Task details >>
Among the entries below, please show each line that carries the word "name".

(Web page and app entries)
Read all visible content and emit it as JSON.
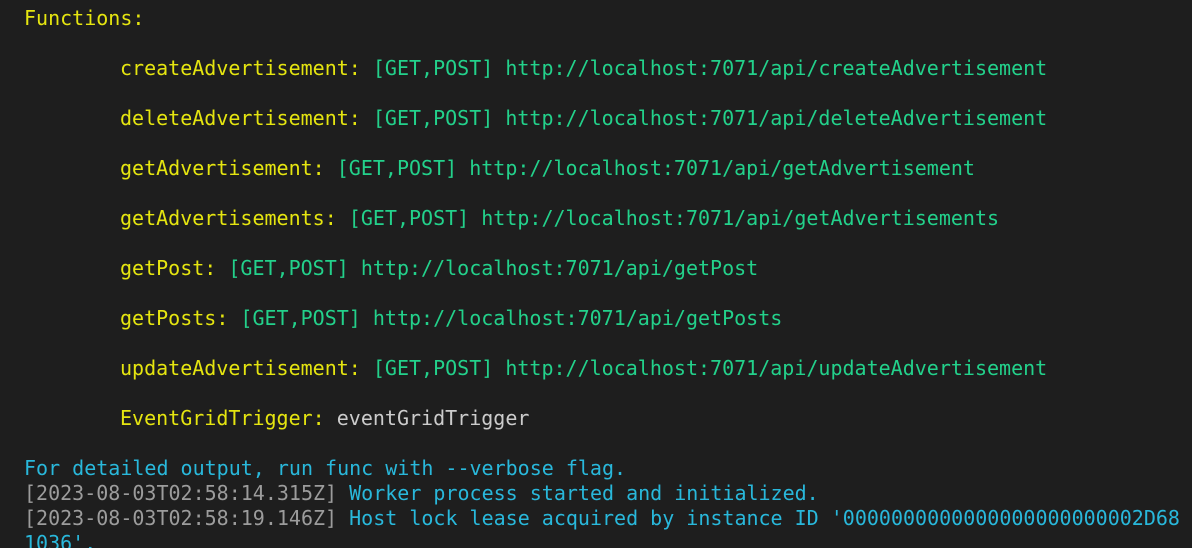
{
  "colors": {
    "background": "#1e1e1e",
    "name": "#e5e510",
    "route": "#23d18b",
    "trigger": "#cccccc",
    "info": "#29b8db",
    "timestamp": "#9c9c9c"
  },
  "header": "Functions:",
  "functions": [
    {
      "name": "createAdvertisement:",
      "methods": "[GET,POST]",
      "url": "http://localhost:7071/api/createAdvertisement"
    },
    {
      "name": "deleteAdvertisement:",
      "methods": "[GET,POST]",
      "url": "http://localhost:7071/api/deleteAdvertisement"
    },
    {
      "name": "getAdvertisement:",
      "methods": "[GET,POST]",
      "url": "http://localhost:7071/api/getAdvertisement"
    },
    {
      "name": "getAdvertisements:",
      "methods": "[GET,POST]",
      "url": "http://localhost:7071/api/getAdvertisements"
    },
    {
      "name": "getPost:",
      "methods": "[GET,POST]",
      "url": "http://localhost:7071/api/getPost"
    },
    {
      "name": "getPosts:",
      "methods": "[GET,POST]",
      "url": "http://localhost:7071/api/getPosts"
    },
    {
      "name": "updateAdvertisement:",
      "methods": "[GET,POST]",
      "url": "http://localhost:7071/api/updateAdvertisement"
    }
  ],
  "trigger": {
    "name": "EventGridTrigger:",
    "type": "eventGridTrigger"
  },
  "info": "For detailed output, run func with --verbose flag.",
  "logs": [
    {
      "timestamp": "[2023-08-03T02:58:14.315Z]",
      "message": "Worker process started and initialized."
    },
    {
      "timestamp": "[2023-08-03T02:58:19.146Z]",
      "message": "Host lock lease acquired by instance ID '0000000000000000000000002D68"
    }
  ],
  "log_continuation": "1036'."
}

Solution >>
    "name": "#e5e510",
      "name": "createAdvertisement:",
      "name": "deleteAdvertisement:",
      "name": "getAdvertisement:",
      "name": "getAdvertisements:",
      "name": "getPost:",
      "name": "getPosts:",
      "name": "updateAdvertisement:",
    "name": "EventGridTrigger:",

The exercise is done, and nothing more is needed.